Yes. We realize that across the ages the level of violence has been going down all over the world. However, there are still some sectors, like animal exploitation, where violence is incredible. The images that we captured are the reflexion of our society. My duty as a director is to show evidence of this violence.
Ok, but comparatively, “A clockwork orange” is a drama for “The care bears”. Why have you chosen this treatment ?

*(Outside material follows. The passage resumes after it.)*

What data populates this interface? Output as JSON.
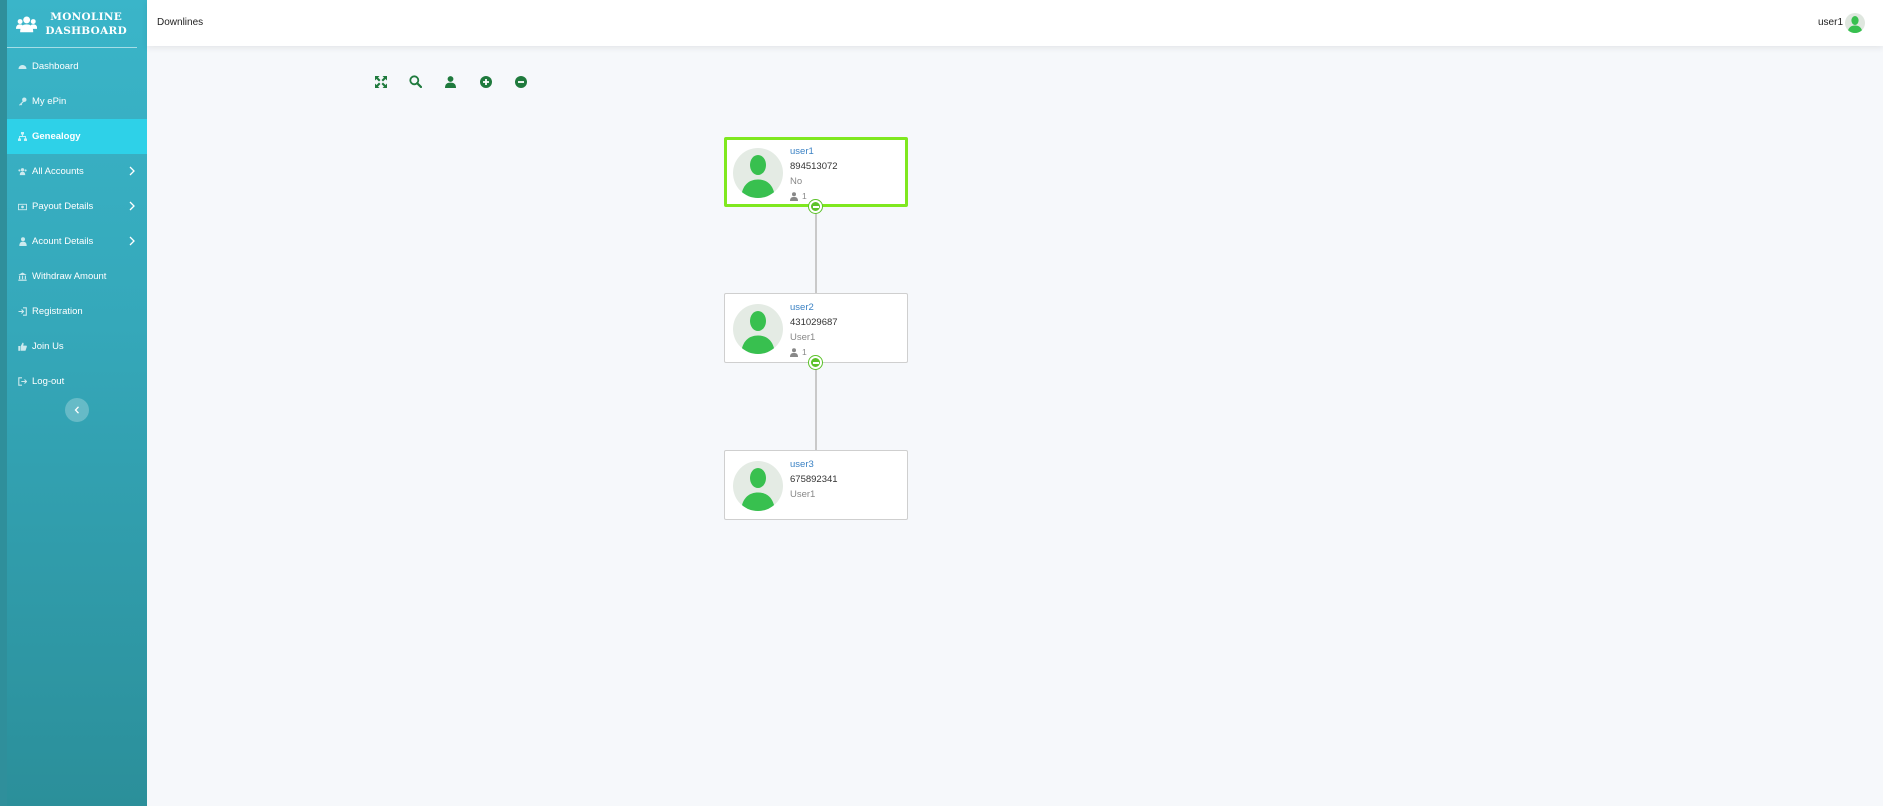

As for the images, we only filmed what was in front of us, as horrible as they were. Today, you can see ground up baby chickens or lambs quartered alive, making headline news with all of the media giants. You don’t need to watch horror films, you just have to look at the last investigation of L214 (a French association that denounces the mistreatment of animals) on the 8 o’clock news. A reality goes beyond fiction. The only violence in Faeryland that I take responsibility for is the one tied to the direction of the film. We did everything to create empathy and take the public to the gates of hell. They bond with characters that are not lions, cattle, pigs or racoons but rather Brigida, Yavana, Cathbad, Aisling and others. This way, they discover real violence, the one that we sustain because of our lifestyles. They will also understand that we have the power to adopt a healthier behavior, that all hope is not lost. They will also understand the ordeal of animals, feel their will to live and flourish. They are going to live this injustice of which we are collectively the craftsmen (more or less consciously). There is nothing gratuitous in the violence that we show in Faeryland. It’s a necessary evil. It’s up to us to evolve.
Have you received any awards for Faeryland ?

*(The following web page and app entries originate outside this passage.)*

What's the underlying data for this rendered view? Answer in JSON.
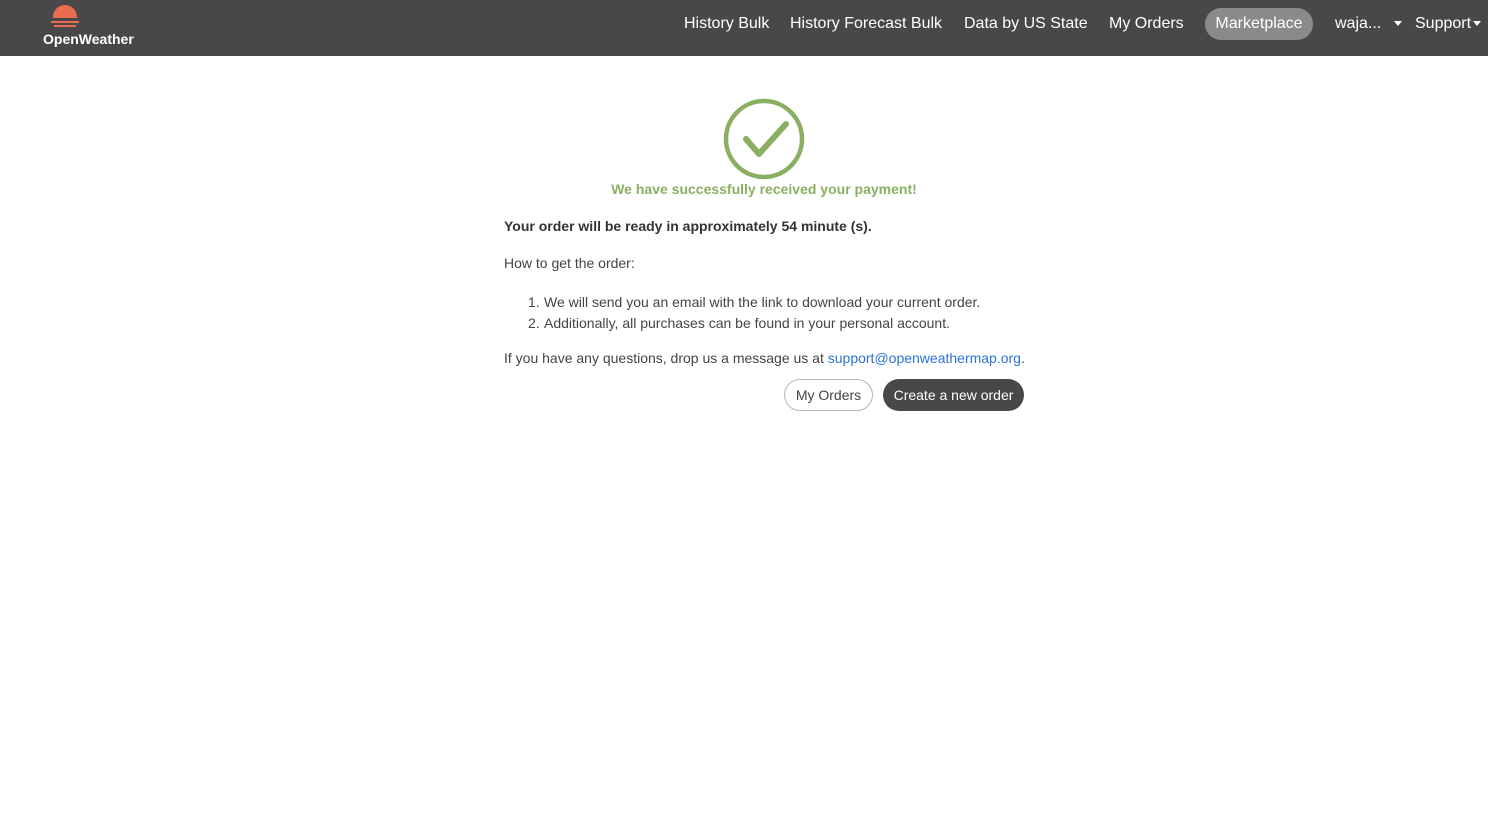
{
  "brand": {
    "name": "OpenWeather",
    "logo_icon": "sun-setting-logo-icon",
    "logo_color": "#e96e50"
  },
  "nav": {
    "history_bulk": "History Bulk",
    "history_forecast_bulk": "History Forecast Bulk",
    "data_by_us_state": "Data by US State",
    "my_orders": "My Orders",
    "marketplace": "Marketplace",
    "user": "waja...",
    "support": "Support"
  },
  "colors": {
    "header_bg": "#48484a",
    "active_pill": "#8a8a8a",
    "success_green": "#8aaf63",
    "link_blue": "#2a72d4"
  },
  "confirmation": {
    "icon": "check-circle-icon",
    "success_message": "We have successfully received your payment!",
    "order_ready": "Your order will be ready in approximately 54 minute (s).",
    "how_to": "How to get the order:",
    "steps": [
      {
        "num": "1.",
        "text": "We will send you an email with the link to download your current order."
      },
      {
        "num": "2.",
        "text": "Additionally, all purchases can be found in your personal account."
      }
    ],
    "questions_prefix": "If you have any questions, drop us a message us at ",
    "support_email": "support@openweathermap.org",
    "questions_suffix": "."
  },
  "actions": {
    "my_orders": "My Orders",
    "create_order": "Create a new order"
  }
}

Yes, I’m very proud of this recognition from the world of animal rights. The last June 6th, in Paris, the prestigious Medors ceremony took place. It rewarded major actors who defend animal right. Faeryland received the award for “Best animal film” as we were in competition with “Belle et Sébastien” by Nicolas Vanier, “Je suis un soldat” by Laurent Larivière, “Le dernier loup” by Jean-Jacques Annaud. Wow…
What is the driving force behind Faeryland ?
Empathy is at the center of every step. The massacre will continue as long as we remain unaware of the tragedy that is currently happening in the world. The planet is dying of this schizophrenia that says “I love my pet”, but I tear the feathers from living geese for soft fluffy pillows. I slaughter foxes in China to have fur on my winter hood, I do testing on live animals because it’s less expensive (even if the results are worse for the patients). It is systematically the domination of the weakest by the strongest (even with humans amongst themselves). It’s time to ask ourselves if consumerism is synonymous with happiness, if these discriminations are normal, and if our enjoyment comes at a price. This questioning, self-surpassing, and this vegan proposition of a more responsible society breaks through empathy. Who wants to journey with us towards this new humanism ?
(pics Nicolas Cornu)